EXERCISE AIM:
Each line containing the string "chevron" should be copied out of the entries.

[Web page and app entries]
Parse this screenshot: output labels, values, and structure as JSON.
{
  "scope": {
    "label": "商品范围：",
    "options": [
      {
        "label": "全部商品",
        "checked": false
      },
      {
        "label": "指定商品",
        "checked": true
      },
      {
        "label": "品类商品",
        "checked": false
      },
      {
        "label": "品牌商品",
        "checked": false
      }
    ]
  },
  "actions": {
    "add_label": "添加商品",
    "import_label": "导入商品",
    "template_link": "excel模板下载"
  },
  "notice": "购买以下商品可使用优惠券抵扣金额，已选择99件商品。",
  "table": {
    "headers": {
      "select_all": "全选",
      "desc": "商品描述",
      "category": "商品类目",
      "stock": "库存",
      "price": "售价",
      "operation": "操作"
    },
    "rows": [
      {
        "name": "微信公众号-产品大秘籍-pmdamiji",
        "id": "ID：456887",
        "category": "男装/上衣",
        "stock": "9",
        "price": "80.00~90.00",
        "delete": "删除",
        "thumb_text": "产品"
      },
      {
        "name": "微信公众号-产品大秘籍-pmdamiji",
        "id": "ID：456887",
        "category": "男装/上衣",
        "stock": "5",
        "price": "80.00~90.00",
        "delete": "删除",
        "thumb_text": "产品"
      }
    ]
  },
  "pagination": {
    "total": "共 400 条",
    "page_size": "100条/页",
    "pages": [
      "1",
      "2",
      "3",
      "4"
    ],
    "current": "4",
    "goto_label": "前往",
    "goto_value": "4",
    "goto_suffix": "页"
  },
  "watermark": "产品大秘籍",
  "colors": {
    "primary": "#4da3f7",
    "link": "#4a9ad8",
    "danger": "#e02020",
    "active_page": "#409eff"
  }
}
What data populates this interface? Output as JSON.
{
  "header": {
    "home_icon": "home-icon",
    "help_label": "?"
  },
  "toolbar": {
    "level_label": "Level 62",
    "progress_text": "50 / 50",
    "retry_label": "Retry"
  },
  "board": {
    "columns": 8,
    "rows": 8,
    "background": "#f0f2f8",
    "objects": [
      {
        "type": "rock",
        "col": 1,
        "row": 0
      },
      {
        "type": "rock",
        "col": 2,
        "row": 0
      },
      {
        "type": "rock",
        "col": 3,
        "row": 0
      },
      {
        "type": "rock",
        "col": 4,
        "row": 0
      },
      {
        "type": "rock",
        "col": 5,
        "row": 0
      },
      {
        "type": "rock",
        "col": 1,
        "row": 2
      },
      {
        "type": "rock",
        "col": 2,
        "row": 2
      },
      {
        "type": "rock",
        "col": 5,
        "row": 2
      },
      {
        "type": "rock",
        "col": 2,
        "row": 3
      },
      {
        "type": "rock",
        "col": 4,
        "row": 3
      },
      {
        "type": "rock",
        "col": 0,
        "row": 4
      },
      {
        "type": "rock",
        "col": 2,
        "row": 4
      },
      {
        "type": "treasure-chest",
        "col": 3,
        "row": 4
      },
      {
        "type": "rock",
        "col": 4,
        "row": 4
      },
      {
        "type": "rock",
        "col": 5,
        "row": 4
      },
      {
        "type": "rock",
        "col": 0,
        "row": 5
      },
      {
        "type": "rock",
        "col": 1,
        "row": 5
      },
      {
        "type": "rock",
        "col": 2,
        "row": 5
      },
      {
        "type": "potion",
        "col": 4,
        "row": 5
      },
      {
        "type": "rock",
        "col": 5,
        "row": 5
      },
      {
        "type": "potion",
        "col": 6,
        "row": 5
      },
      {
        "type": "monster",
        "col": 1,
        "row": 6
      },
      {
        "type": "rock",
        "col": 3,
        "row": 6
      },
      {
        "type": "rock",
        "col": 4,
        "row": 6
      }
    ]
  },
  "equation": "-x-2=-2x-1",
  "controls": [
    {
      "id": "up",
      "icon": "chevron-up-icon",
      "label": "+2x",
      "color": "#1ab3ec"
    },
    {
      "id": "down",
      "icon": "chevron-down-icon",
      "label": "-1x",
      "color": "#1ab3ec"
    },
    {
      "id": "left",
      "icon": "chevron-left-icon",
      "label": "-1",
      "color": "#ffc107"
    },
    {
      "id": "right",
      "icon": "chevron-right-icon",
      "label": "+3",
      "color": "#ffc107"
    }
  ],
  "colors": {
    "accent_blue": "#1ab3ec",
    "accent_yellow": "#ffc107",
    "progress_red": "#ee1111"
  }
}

YOUR SOLUTION:
      "icon": "chevron-up-icon",
      "icon": "chevron-down-icon",
      "icon": "chevron-left-icon",
      "icon": "chevron-right-icon",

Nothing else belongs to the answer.